**GOAL OF THE EXERCISE**.
Write out the records word for word, with no pictures.
========================================================================
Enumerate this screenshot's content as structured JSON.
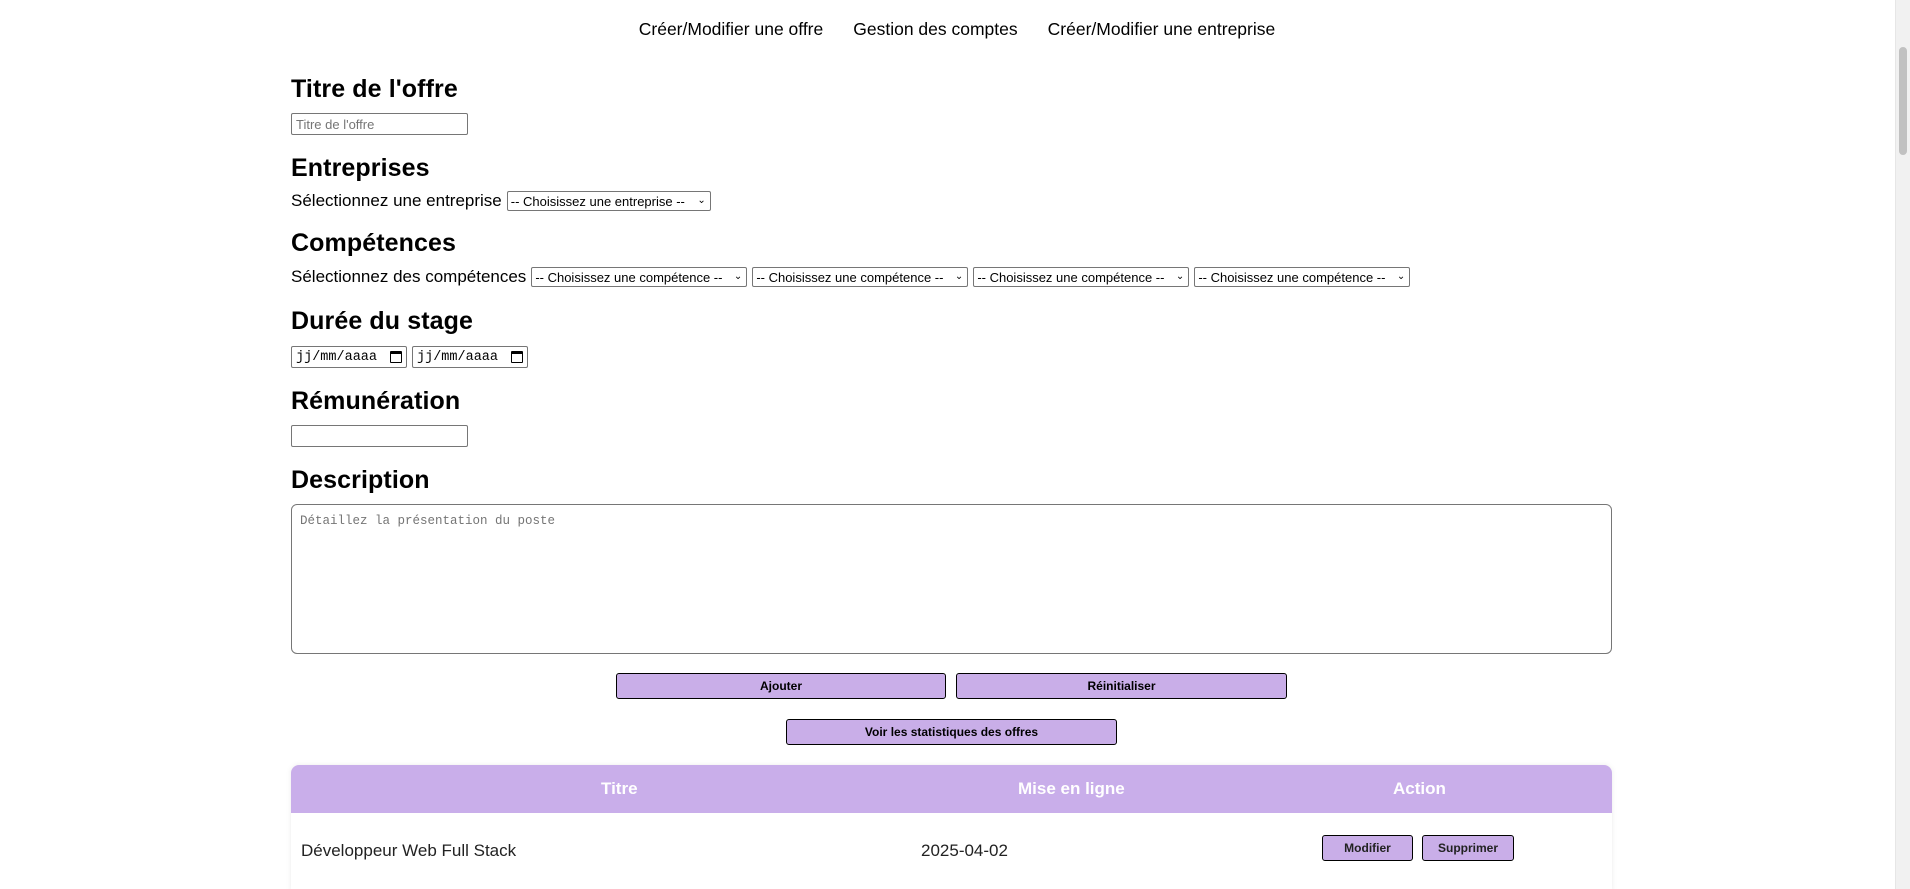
{
  "nav": {
    "items": [
      {
        "label": "Créer/Modifier une offre"
      },
      {
        "label": "Gestion des comptes"
      },
      {
        "label": "Créer/Modifier une entreprise"
      }
    ]
  },
  "form": {
    "titre": {
      "heading": "Titre de l'offre",
      "placeholder": "Titre de l'offre",
      "value": ""
    },
    "entreprises": {
      "heading": "Entreprises",
      "label": "Sélectionnez une entreprise",
      "selected": "-- Choisissez une entreprise --"
    },
    "competences": {
      "heading": "Compétences",
      "label": "Sélectionnez des compétences",
      "selects": [
        {
          "selected": "-- Choisissez une compétence --"
        },
        {
          "selected": "-- Choisissez une compétence --"
        },
        {
          "selected": "-- Choisissez une compétence --"
        },
        {
          "selected": "-- Choisissez une compétence --"
        }
      ]
    },
    "duree": {
      "heading": "Durée du stage",
      "start_placeholder": "jj/mm/aaaa",
      "end_placeholder": "jj/mm/aaaa"
    },
    "remuneration": {
      "heading": "Rémunération",
      "value": ""
    },
    "description": {
      "heading": "Description",
      "placeholder": "Détaillez la présentation du poste"
    }
  },
  "buttons": {
    "ajouter": "Ajouter",
    "reinitialiser": "Réinitialiser",
    "statistiques": "Voir les statistiques des offres"
  },
  "table": {
    "headers": {
      "titre": "Titre",
      "mise_en_ligne": "Mise en ligne",
      "action": "Action"
    },
    "rows": [
      {
        "titre": "Développeur Web Full Stack",
        "mise_en_ligne": "2025-04-02",
        "modifier": "Modifier",
        "supprimer": "Supprimer"
      }
    ]
  },
  "colors": {
    "accent": "#c9aee8",
    "header_text": "#ffffff"
  }
}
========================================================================
**WRITTEN ANSWER**.
Enumerate this screenshot's content as structured JSON.
{
  "nav": {
    "items": [
      {
        "label": "Créer/Modifier une offre"
      },
      {
        "label": "Gestion des comptes"
      },
      {
        "label": "Créer/Modifier une entreprise"
      }
    ]
  },
  "form": {
    "titre": {
      "heading": "Titre de l'offre",
      "placeholder": "Titre de l'offre",
      "value": ""
    },
    "entreprises": {
      "heading": "Entreprises",
      "label": "Sélectionnez une entreprise",
      "selected": "-- Choisissez une entreprise --"
    },
    "competences": {
      "heading": "Compétences",
      "label": "Sélectionnez des compétences",
      "selects": [
        {
          "selected": "-- Choisissez une compétence --"
        },
        {
          "selected": "-- Choisissez une compétence --"
        },
        {
          "selected": "-- Choisissez une compétence --"
        },
        {
          "selected": "-- Choisissez une compétence --"
        }
      ]
    },
    "duree": {
      "heading": "Durée du stage",
      "start_placeholder": "jj/mm/aaaa",
      "end_placeholder": "jj/mm/aaaa"
    },
    "remuneration": {
      "heading": "Rémunération",
      "value": ""
    },
    "description": {
      "heading": "Description",
      "placeholder": "Détaillez la présentation du poste"
    }
  },
  "buttons": {
    "ajouter": "Ajouter",
    "reinitialiser": "Réinitialiser",
    "statistiques": "Voir les statistiques des offres"
  },
  "table": {
    "headers": {
      "titre": "Titre",
      "mise_en_ligne": "Mise en ligne",
      "action": "Action"
    },
    "rows": [
      {
        "titre": "Développeur Web Full Stack",
        "mise_en_ligne": "2025-04-02",
        "modifier": "Modifier",
        "supprimer": "Supprimer"
      }
    ]
  },
  "colors": {
    "accent": "#c9aee8",
    "header_text": "#ffffff"
  }
}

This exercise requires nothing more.